Task instructions:
Scan the listing for "html" and copy out each line that has it.

>>

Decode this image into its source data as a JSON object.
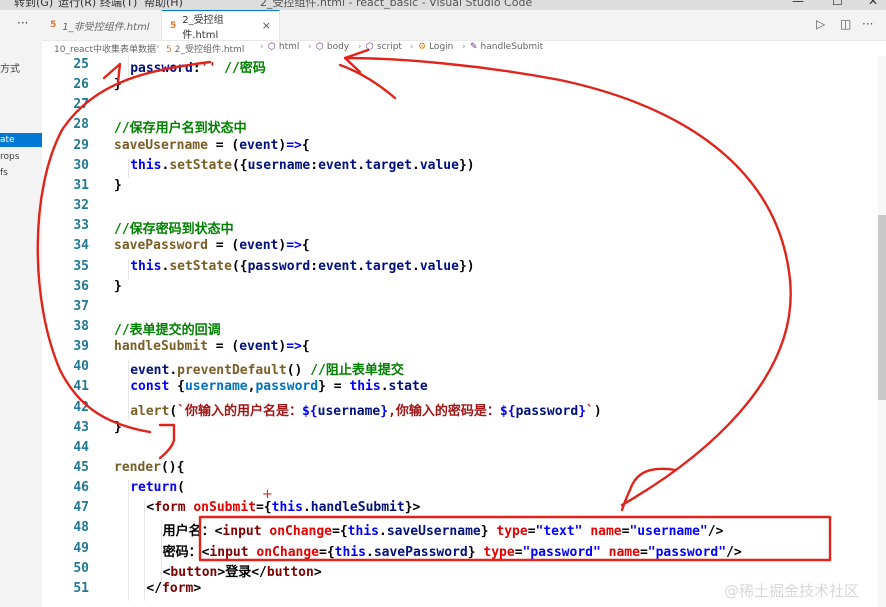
{
  "menu": {
    "items": [
      "转到(G)",
      "运行(R)",
      "终端(T)",
      "帮助(H)"
    ]
  },
  "window": {
    "title": "2_受控组件.html - react_basic - Visual Studio Code"
  },
  "sidebar": {
    "title": "方式",
    "more": "···",
    "items": [
      {
        "label": "ate",
        "active": true
      },
      {
        "label": "rops",
        "active": false
      },
      {
        "label": "fs",
        "active": false
      }
    ]
  },
  "tabs": [
    {
      "label": "1_非受控组件.html",
      "active": false,
      "icon": "html-file-icon"
    },
    {
      "label": "2_受控组件.html",
      "active": true,
      "icon": "html-file-icon",
      "close": "×"
    }
  ],
  "tab_actions": {
    "run": "▷",
    "split": "◫",
    "more": "···"
  },
  "breadcrumb": [
    {
      "label": "10_react中收集表单数据",
      "icon": ""
    },
    {
      "label": "2_受控组件.html",
      "icon": "html-file-icon"
    },
    {
      "label": "html",
      "icon": "element-icon"
    },
    {
      "label": "body",
      "icon": "element-icon"
    },
    {
      "label": "script",
      "icon": "element-icon"
    },
    {
      "label": "Login",
      "icon": "class-icon"
    },
    {
      "label": "handleSubmit",
      "icon": "method-icon"
    }
  ],
  "editor": {
    "lines": [
      {
        "num": "25",
        "indent": 2,
        "tokens": [
          [
            "v",
            "password"
          ],
          [
            "p",
            ":"
          ],
          [
            "s",
            "''"
          ],
          [
            "p",
            " "
          ],
          [
            "c",
            "//密码"
          ]
        ]
      },
      {
        "num": "26",
        "indent": 1,
        "tokens": [
          [
            "p",
            "}"
          ]
        ]
      },
      {
        "num": "27",
        "indent": 0,
        "tokens": []
      },
      {
        "num": "28",
        "indent": 1,
        "tokens": [
          [
            "c",
            "//保存用户名到状态中"
          ]
        ]
      },
      {
        "num": "29",
        "indent": 1,
        "tokens": [
          [
            "f",
            "saveUsername"
          ],
          [
            "p",
            " = ("
          ],
          [
            "v",
            "event"
          ],
          [
            "p",
            ")"
          ],
          [
            "k",
            "=>"
          ],
          [
            "p",
            "{"
          ]
        ]
      },
      {
        "num": "30",
        "indent": 2,
        "tokens": [
          [
            "k",
            "this"
          ],
          [
            "p",
            "."
          ],
          [
            "f",
            "setState"
          ],
          [
            "p",
            "({"
          ],
          [
            "v",
            "username"
          ],
          [
            "p",
            ":"
          ],
          [
            "v",
            "event"
          ],
          [
            "p",
            "."
          ],
          [
            "v",
            "target"
          ],
          [
            "p",
            "."
          ],
          [
            "v",
            "value"
          ],
          [
            "p",
            "})"
          ]
        ]
      },
      {
        "num": "31",
        "indent": 1,
        "tokens": [
          [
            "p",
            "}"
          ]
        ]
      },
      {
        "num": "32",
        "indent": 0,
        "tokens": []
      },
      {
        "num": "33",
        "indent": 1,
        "tokens": [
          [
            "c",
            "//保存密码到状态中"
          ]
        ]
      },
      {
        "num": "34",
        "indent": 1,
        "tokens": [
          [
            "f",
            "savePassword"
          ],
          [
            "p",
            " = ("
          ],
          [
            "v",
            "event"
          ],
          [
            "p",
            ")"
          ],
          [
            "k",
            "=>"
          ],
          [
            "p",
            "{"
          ]
        ]
      },
      {
        "num": "35",
        "indent": 2,
        "tokens": [
          [
            "k",
            "this"
          ],
          [
            "p",
            "."
          ],
          [
            "f",
            "setState"
          ],
          [
            "p",
            "({"
          ],
          [
            "v",
            "password"
          ],
          [
            "p",
            ":"
          ],
          [
            "v",
            "event"
          ],
          [
            "p",
            "."
          ],
          [
            "v",
            "target"
          ],
          [
            "p",
            "."
          ],
          [
            "v",
            "value"
          ],
          [
            "p",
            "})"
          ]
        ]
      },
      {
        "num": "36",
        "indent": 1,
        "tokens": [
          [
            "p",
            "}"
          ]
        ]
      },
      {
        "num": "37",
        "indent": 0,
        "tokens": []
      },
      {
        "num": "38",
        "indent": 1,
        "tokens": [
          [
            "c",
            "//表单提交的回调"
          ]
        ]
      },
      {
        "num": "39",
        "indent": 1,
        "tokens": [
          [
            "f",
            "handleSubmit"
          ],
          [
            "p",
            " = ("
          ],
          [
            "v",
            "event"
          ],
          [
            "p",
            ")"
          ],
          [
            "k",
            "=>"
          ],
          [
            "p",
            "{"
          ]
        ]
      },
      {
        "num": "40",
        "indent": 2,
        "tokens": [
          [
            "v",
            "event"
          ],
          [
            "p",
            "."
          ],
          [
            "f",
            "preventDefault"
          ],
          [
            "p",
            "() "
          ],
          [
            "c",
            "//阻止表单提交"
          ]
        ]
      },
      {
        "num": "41",
        "indent": 2,
        "tokens": [
          [
            "k",
            "const"
          ],
          [
            "p",
            " {"
          ],
          [
            "cl",
            "username"
          ],
          [
            "p",
            ","
          ],
          [
            "cl",
            "password"
          ],
          [
            "p",
            "} = "
          ],
          [
            "k",
            "this"
          ],
          [
            "p",
            "."
          ],
          [
            "v",
            "state"
          ]
        ]
      },
      {
        "num": "42",
        "indent": 2,
        "tokens": [
          [
            "f",
            "alert"
          ],
          [
            "p",
            "("
          ],
          [
            "s",
            "`你输入的用户名是："
          ],
          [
            "k",
            "${"
          ],
          [
            "v",
            "username"
          ],
          [
            "k",
            "}"
          ],
          [
            "s",
            ",你输入的密码是："
          ],
          [
            "k",
            "${"
          ],
          [
            "v",
            "password"
          ],
          [
            "k",
            "}"
          ],
          [
            "s",
            "`"
          ],
          [
            "p",
            ")"
          ]
        ]
      },
      {
        "num": "43",
        "indent": 1,
        "tokens": [
          [
            "p",
            "}"
          ]
        ]
      },
      {
        "num": "44",
        "indent": 0,
        "tokens": []
      },
      {
        "num": "45",
        "indent": 1,
        "tokens": [
          [
            "f",
            "render"
          ],
          [
            "p",
            "(){"
          ]
        ]
      },
      {
        "num": "46",
        "indent": 2,
        "tokens": [
          [
            "k",
            "return"
          ],
          [
            "p",
            "("
          ]
        ]
      },
      {
        "num": "47",
        "indent": 3,
        "tokens": [
          [
            "p",
            "<"
          ],
          [
            "t",
            "form"
          ],
          [
            "p",
            " "
          ],
          [
            "a",
            "onSubmit"
          ],
          [
            "p",
            "={"
          ],
          [
            "k",
            "this"
          ],
          [
            "p",
            "."
          ],
          [
            "v",
            "handleSubmit"
          ],
          [
            "p",
            "}>"
          ]
        ]
      },
      {
        "num": "48",
        "indent": 4,
        "tokens": [
          [
            "p",
            "用户名：<"
          ],
          [
            "t",
            "input"
          ],
          [
            "p",
            " "
          ],
          [
            "a",
            "onChange"
          ],
          [
            "p",
            "={"
          ],
          [
            "k",
            "this"
          ],
          [
            "p",
            "."
          ],
          [
            "v",
            "saveUsername"
          ],
          [
            "p",
            "} "
          ],
          [
            "a",
            "type"
          ],
          [
            "p",
            "="
          ],
          [
            "k",
            "\"text\""
          ],
          [
            "p",
            " "
          ],
          [
            "a",
            "name"
          ],
          [
            "p",
            "="
          ],
          [
            "k",
            "\"username\""
          ],
          [
            "p",
            "/>"
          ]
        ]
      },
      {
        "num": "49",
        "indent": 4,
        "tokens": [
          [
            "p",
            "密码：<"
          ],
          [
            "t",
            "input"
          ],
          [
            "p",
            " "
          ],
          [
            "a",
            "onChange"
          ],
          [
            "p",
            "={"
          ],
          [
            "k",
            "this"
          ],
          [
            "p",
            "."
          ],
          [
            "v",
            "savePassword"
          ],
          [
            "p",
            "} "
          ],
          [
            "a",
            "type"
          ],
          [
            "p",
            "="
          ],
          [
            "k",
            "\"password\""
          ],
          [
            "p",
            " "
          ],
          [
            "a",
            "name"
          ],
          [
            "p",
            "="
          ],
          [
            "k",
            "\"password\""
          ],
          [
            "p",
            "/>"
          ]
        ]
      },
      {
        "num": "50",
        "indent": 4,
        "tokens": [
          [
            "p",
            "<"
          ],
          [
            "t",
            "button"
          ],
          [
            "p",
            ">登录</"
          ],
          [
            "t",
            "button"
          ],
          [
            "p",
            ">"
          ]
        ]
      },
      {
        "num": "51",
        "indent": 3,
        "tokens": [
          [
            "p",
            "</"
          ],
          [
            "t",
            "form"
          ],
          [
            "p",
            ">"
          ]
        ]
      }
    ]
  },
  "watermark": "@稀土掘金技术社区",
  "annotation": {
    "color": "#e0241b",
    "plus": "+"
  }
}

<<

Answer for this exercise:
    "title": "2_受控组件.html - react_basic - Visual Studio Code"
      "label": "1_非受控组件.html",
      "icon": "html-file-icon"
      "label": "2_受控组件.html",
      "icon": "html-file-icon",
      "label": "2_受控组件.html",
      "icon": "html-file-icon"
      "label": "html",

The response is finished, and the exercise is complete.